Using data from the 2019 edition of the nationally representative Experiences with Religious Discrimination Study survey, the authors found that among religious groups, Jews and Muslims were most likely to express fear of being targeted.
These concerns were explained in part by individuals' personal experiences with being discriminated against, but also their knowledge of discrimination against close friends and family and their greater religious visibility (that is, they are more likely to wear outward symbols of their religion).
"While individuals' fear of hate crime victimization might be partially explained by direct experiences, some of it is the result of historical and modern-day trauma suffered by religious peers," said Chris Scheitle, a professor of sociology at West Virginia University and the study's lead author.
"We attribute this residual fear to the deep-seated culture of anti-Semitism and Islamophobia within the U.S. and violence attributable to that culture, as well as the collective memory of historical religion-based victimization of Muslim and Jewish communities," said co-author Elaine Howard Ecklund, director of Rice's Boniuk Institute for the Study and Advancement of Religious Tolerance.

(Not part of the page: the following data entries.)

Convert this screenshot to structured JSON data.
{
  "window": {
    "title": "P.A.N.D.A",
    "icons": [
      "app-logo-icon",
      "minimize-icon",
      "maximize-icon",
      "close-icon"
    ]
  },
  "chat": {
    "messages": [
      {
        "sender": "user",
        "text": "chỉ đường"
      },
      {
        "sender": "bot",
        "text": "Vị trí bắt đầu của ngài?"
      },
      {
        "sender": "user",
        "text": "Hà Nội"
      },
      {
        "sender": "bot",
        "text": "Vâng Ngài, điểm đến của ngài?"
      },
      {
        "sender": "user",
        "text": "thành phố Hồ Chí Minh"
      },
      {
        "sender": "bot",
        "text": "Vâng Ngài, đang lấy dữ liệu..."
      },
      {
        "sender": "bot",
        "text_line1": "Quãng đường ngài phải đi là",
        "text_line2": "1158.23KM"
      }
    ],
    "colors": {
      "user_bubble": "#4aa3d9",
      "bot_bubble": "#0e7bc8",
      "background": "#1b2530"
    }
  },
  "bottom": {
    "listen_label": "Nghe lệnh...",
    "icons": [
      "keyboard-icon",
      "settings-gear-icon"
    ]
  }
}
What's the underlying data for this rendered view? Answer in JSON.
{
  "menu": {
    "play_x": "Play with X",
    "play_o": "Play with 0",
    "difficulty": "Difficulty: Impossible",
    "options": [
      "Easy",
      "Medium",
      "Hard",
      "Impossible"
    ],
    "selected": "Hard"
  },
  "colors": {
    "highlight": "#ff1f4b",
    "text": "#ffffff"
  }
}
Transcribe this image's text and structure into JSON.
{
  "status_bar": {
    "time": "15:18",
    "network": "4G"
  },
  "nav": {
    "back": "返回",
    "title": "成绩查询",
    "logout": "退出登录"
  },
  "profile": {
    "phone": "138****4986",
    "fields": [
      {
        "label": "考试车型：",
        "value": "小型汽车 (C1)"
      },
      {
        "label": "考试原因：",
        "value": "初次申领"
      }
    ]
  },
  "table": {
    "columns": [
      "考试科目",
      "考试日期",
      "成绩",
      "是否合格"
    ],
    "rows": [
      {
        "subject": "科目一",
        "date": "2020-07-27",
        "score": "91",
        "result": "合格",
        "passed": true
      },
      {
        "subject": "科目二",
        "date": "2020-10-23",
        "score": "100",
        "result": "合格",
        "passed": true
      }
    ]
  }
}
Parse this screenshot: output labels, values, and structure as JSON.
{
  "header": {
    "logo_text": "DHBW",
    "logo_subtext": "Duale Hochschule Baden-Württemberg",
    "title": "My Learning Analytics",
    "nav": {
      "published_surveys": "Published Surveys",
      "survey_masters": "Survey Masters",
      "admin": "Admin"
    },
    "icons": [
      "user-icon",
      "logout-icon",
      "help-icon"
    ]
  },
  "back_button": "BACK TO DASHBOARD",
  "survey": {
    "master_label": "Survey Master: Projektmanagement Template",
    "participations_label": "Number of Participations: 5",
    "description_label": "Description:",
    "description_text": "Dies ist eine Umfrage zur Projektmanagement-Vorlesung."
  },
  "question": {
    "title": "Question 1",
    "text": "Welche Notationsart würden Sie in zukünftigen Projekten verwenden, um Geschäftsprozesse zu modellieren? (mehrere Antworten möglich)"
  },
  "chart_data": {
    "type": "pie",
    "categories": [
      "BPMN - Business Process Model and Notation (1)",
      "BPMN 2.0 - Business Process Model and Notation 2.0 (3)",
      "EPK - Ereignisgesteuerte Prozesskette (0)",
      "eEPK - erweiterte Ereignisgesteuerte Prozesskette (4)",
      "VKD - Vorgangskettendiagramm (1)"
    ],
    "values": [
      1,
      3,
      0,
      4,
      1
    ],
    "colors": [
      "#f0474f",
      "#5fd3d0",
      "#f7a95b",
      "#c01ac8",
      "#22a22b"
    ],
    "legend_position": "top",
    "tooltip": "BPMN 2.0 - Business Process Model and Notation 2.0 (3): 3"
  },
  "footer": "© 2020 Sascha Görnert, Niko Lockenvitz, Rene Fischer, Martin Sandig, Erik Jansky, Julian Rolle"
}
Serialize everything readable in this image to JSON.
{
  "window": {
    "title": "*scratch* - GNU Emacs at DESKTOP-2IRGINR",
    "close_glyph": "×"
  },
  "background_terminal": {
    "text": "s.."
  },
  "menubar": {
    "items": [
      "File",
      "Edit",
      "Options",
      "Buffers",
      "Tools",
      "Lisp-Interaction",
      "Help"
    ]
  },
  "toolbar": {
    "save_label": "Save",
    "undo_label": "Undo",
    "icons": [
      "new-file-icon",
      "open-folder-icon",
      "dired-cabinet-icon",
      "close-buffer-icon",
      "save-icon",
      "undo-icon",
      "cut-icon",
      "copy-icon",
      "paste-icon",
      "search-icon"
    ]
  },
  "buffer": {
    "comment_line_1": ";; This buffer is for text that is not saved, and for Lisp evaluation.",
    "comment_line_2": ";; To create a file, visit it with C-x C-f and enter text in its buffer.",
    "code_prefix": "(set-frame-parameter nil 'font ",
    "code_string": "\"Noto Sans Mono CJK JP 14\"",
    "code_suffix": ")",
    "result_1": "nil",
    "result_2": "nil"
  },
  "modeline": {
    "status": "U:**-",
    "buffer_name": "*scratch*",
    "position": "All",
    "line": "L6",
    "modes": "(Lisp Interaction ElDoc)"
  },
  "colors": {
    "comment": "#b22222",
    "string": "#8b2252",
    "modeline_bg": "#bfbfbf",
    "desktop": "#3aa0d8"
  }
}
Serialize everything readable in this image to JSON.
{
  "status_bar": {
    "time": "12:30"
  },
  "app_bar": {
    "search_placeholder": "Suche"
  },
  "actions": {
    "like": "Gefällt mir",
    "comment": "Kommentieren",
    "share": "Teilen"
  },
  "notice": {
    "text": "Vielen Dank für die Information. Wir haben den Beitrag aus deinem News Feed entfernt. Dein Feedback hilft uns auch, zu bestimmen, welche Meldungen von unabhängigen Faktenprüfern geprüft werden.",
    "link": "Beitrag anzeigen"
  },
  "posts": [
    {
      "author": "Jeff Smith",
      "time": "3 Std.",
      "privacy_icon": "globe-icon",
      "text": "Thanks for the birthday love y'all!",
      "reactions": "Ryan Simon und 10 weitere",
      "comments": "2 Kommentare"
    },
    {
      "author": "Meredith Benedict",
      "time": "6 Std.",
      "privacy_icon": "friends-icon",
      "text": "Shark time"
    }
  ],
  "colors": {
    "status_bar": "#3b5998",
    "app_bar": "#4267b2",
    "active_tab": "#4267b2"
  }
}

Scheitle and Ecklund said they hope the findings will influence public policy efforts targeting religious victimization and its impacts.